Baseball News & Notes
Over the weekend, Vanderbilt (and several other NCAA teams) debuted a new FitBit-like pitch-signaling device. Players wear the digital receiver on their glove hand to receive pitch selection information from the coaching staff.
Did You See Jackie Robinson Hit That Ball?
A contingent of Black sports journalists was instrumental in pushing MLB to break the color barrier in the 1940s.
Often overlooked in baseball’s decision to integrate is that the Negro Leagues were starting to draw crowds that rivaled their MLB counterparts.
If the lockout does indeed steamroll Opening Day, you don’t have to look much farther down the calendar to see the next potential casualty.
Negotiations & Love Songs
No matter how the league tries to spin it to the public, the owners want the competitive balance tax to serve as a true salary cap.
Tim Dierkes of MLBTR offers a thorough breakdown of the Super Two proposal by the MLBPA.
The billionaires vs. millionaires declarations represent an overexaggerated narrative.
Today’s Baseball Jones
If you’re a baseball fan younger than 35, chances are you have no memory of Wrigley Field without lights. If you’re older, then you remember how big a deal it was for the Friendly Confines to get nighttime illumination on August 8, 1988. That game was rained out, so the first official night game occurred the next evening. The Cubs were 3-3 in post-sunset baseball that first year, and they beat the Mets 6-4 in the inaugural night game. A bleacher ticket sold for $4.00 that night.
Apropos of Nothing
I’m a couple of weeks late for Valentine’s Day, but nothing says “I Love You” more than a monthly Taco Bell subscription. “It’s the gift that keeps on givin’ the whole year ’round.”
Three Yards & a Cloud of Dust
- If you recognize this heading, that means you’ve read me over at Bears Insider.
- I’ve noticed that a lot of bloggers copy the same format I use for the Rundown, and even apply it to other teams and sports, like the NFL, for instance. I am not flattered by imitation. I’ll see shrink about that, but…

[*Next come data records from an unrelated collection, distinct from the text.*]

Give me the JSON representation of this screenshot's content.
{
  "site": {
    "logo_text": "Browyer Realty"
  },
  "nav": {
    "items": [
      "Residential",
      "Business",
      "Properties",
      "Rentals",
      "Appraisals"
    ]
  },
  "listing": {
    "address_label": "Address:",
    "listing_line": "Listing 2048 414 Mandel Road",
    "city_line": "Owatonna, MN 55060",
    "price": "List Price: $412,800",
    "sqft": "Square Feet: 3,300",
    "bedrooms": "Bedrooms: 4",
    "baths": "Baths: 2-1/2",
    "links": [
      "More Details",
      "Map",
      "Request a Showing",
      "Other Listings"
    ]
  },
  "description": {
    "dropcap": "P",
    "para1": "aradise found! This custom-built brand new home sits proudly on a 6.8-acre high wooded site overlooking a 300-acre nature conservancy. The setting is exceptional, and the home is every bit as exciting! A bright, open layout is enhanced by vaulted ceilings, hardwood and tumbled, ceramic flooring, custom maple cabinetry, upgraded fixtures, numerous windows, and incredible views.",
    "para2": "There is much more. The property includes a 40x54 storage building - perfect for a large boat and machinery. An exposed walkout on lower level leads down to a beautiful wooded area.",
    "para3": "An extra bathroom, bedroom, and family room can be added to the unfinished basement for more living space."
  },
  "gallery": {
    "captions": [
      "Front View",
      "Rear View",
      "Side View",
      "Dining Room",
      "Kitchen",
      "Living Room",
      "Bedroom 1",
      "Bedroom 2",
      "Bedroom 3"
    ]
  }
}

- I am going to start incorporating music into the First & Long posts at our sister site.
"Pitching is the art of instilling fear." ~ Sandy Kofax pic.twitter.com/jOMLR9nhB5
— OldTimeHardball (@OleTimeHardball) February 22, 2022
They Said It
- “I feel like my whole life I’ve kind of always had eyes on me. I went to the Little League World Series at a young age. I feel like I’m built for the pressure. I’m used to it at this point.” – Howard
Tuesday Walk-Up Song
This Must Be the Place (Naive Melody) by Talking Heads – Maybe Max Scherzer should host a bargaining session-slash-barbecue in Jupiter, FL to help finalize a deal. Nothing screams “equitable” like a guy making $43 million per year cooking ribeyes and lobster tails for the gentlemen who bid him up that high before the lockout.